#### [What this task involves]
All of the data is to be repeated verbatim.

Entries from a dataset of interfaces
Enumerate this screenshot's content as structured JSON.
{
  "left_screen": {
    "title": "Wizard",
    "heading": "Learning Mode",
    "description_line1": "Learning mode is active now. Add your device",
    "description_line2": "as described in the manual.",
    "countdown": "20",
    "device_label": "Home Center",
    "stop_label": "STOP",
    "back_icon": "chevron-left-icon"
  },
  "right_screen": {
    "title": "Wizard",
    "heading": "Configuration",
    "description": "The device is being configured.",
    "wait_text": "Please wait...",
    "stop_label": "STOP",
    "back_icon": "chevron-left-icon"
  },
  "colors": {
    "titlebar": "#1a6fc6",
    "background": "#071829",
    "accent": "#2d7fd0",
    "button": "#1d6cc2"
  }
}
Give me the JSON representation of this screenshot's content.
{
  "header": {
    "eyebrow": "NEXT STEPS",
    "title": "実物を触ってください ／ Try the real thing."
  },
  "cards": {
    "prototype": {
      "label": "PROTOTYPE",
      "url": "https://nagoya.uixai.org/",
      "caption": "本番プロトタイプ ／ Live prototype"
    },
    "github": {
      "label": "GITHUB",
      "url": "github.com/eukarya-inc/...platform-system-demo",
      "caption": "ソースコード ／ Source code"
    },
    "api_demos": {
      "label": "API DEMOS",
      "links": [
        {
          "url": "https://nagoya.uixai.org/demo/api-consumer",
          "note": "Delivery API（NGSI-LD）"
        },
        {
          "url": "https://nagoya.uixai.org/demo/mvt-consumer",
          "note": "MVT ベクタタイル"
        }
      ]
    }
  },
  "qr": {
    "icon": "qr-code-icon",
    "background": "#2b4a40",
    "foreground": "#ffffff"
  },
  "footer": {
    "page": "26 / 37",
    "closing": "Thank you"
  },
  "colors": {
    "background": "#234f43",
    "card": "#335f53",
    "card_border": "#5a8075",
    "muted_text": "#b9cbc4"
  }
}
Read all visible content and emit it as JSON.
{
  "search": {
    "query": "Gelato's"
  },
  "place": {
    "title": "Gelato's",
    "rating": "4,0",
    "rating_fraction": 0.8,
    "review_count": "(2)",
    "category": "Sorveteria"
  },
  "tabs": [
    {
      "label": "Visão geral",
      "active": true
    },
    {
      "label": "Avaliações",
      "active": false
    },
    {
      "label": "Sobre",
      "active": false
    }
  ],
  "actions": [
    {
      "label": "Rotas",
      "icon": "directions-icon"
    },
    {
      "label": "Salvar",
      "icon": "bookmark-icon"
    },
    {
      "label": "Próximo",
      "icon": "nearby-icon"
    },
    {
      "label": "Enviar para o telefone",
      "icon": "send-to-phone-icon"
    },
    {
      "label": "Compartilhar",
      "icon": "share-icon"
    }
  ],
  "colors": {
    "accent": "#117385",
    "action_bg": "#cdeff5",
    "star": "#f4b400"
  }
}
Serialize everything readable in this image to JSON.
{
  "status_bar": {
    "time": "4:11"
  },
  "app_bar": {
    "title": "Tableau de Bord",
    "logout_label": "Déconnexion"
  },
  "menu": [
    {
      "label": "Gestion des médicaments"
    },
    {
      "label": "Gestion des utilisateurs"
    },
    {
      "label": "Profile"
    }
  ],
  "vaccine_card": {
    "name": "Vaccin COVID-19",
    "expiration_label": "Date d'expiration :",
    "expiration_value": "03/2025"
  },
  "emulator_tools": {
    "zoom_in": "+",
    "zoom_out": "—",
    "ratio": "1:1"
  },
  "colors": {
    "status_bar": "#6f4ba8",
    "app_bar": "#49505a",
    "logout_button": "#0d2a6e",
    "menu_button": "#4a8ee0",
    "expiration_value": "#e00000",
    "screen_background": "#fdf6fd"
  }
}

#### [Exercise output]
Enumerate this screenshot's content as structured JSON.
{
  "left_screen": {
    "title": "Wizard",
    "heading": "Learning Mode",
    "description_line1": "Learning mode is active now. Add your device",
    "description_line2": "as described in the manual.",
    "countdown": "20",
    "device_label": "Home Center",
    "stop_label": "STOP",
    "back_icon": "chevron-left-icon"
  },
  "right_screen": {
    "title": "Wizard",
    "heading": "Configuration",
    "description": "The device is being configured.",
    "wait_text": "Please wait...",
    "stop_label": "STOP",
    "back_icon": "chevron-left-icon"
  },
  "colors": {
    "titlebar": "#1a6fc6",
    "background": "#071829",
    "accent": "#2d7fd0",
    "button": "#1d6cc2"
  }
}
Give me the JSON representation of this screenshot's content.
{
  "header": {
    "eyebrow": "NEXT STEPS",
    "title": "実物を触ってください ／ Try the real thing."
  },
  "cards": {
    "prototype": {
      "label": "PROTOTYPE",
      "url": "https://nagoya.uixai.org/",
      "caption": "本番プロトタイプ ／ Live prototype"
    },
    "github": {
      "label": "GITHUB",
      "url": "github.com/eukarya-inc/...platform-system-demo",
      "caption": "ソースコード ／ Source code"
    },
    "api_demos": {
      "label": "API DEMOS",
      "links": [
        {
          "url": "https://nagoya.uixai.org/demo/api-consumer",
          "note": "Delivery API（NGSI-LD）"
        },
        {
          "url": "https://nagoya.uixai.org/demo/mvt-consumer",
          "note": "MVT ベクタタイル"
        }
      ]
    }
  },
  "qr": {
    "icon": "qr-code-icon",
    "background": "#2b4a40",
    "foreground": "#ffffff"
  },
  "footer": {
    "page": "26 / 37",
    "closing": "Thank you"
  },
  "colors": {
    "background": "#234f43",
    "card": "#335f53",
    "card_border": "#5a8075",
    "muted_text": "#b9cbc4"
  }
}
Read all visible content and emit it as JSON.
{
  "search": {
    "query": "Gelato's"
  },
  "place": {
    "title": "Gelato's",
    "rating": "4,0",
    "rating_fraction": 0.8,
    "review_count": "(2)",
    "category": "Sorveteria"
  },
  "tabs": [
    {
      "label": "Visão geral",
      "active": true
    },
    {
      "label": "Avaliações",
      "active": false
    },
    {
      "label": "Sobre",
      "active": false
    }
  ],
  "actions": [
    {
      "label": "Rotas",
      "icon": "directions-icon"
    },
    {
      "label": "Salvar",
      "icon": "bookmark-icon"
    },
    {
      "label": "Próximo",
      "icon": "nearby-icon"
    },
    {
      "label": "Enviar para o telefone",
      "icon": "send-to-phone-icon"
    },
    {
      "label": "Compartilhar",
      "icon": "share-icon"
    }
  ],
  "colors": {
    "accent": "#117385",
    "action_bg": "#cdeff5",
    "star": "#f4b400"
  }
}
Serialize everything readable in this image to JSON.
{
  "status_bar": {
    "time": "4:11"
  },
  "app_bar": {
    "title": "Tableau de Bord",
    "logout_label": "Déconnexion"
  },
  "menu": [
    {
      "label": "Gestion des médicaments"
    },
    {
      "label": "Gestion des utilisateurs"
    },
    {
      "label": "Profile"
    }
  ],
  "vaccine_card": {
    "name": "Vaccin COVID-19",
    "expiration_label": "Date d'expiration :",
    "expiration_value": "03/2025"
  },
  "emulator_tools": {
    "zoom_in": "+",
    "zoom_out": "—",
    "ratio": "1:1"
  },
  "colors": {
    "status_bar": "#6f4ba8",
    "app_bar": "#49505a",
    "logout_button": "#0d2a6e",
    "menu_button": "#4a8ee0",
    "expiration_value": "#e00000",
    "screen_background": "#fdf6fd"
  }
}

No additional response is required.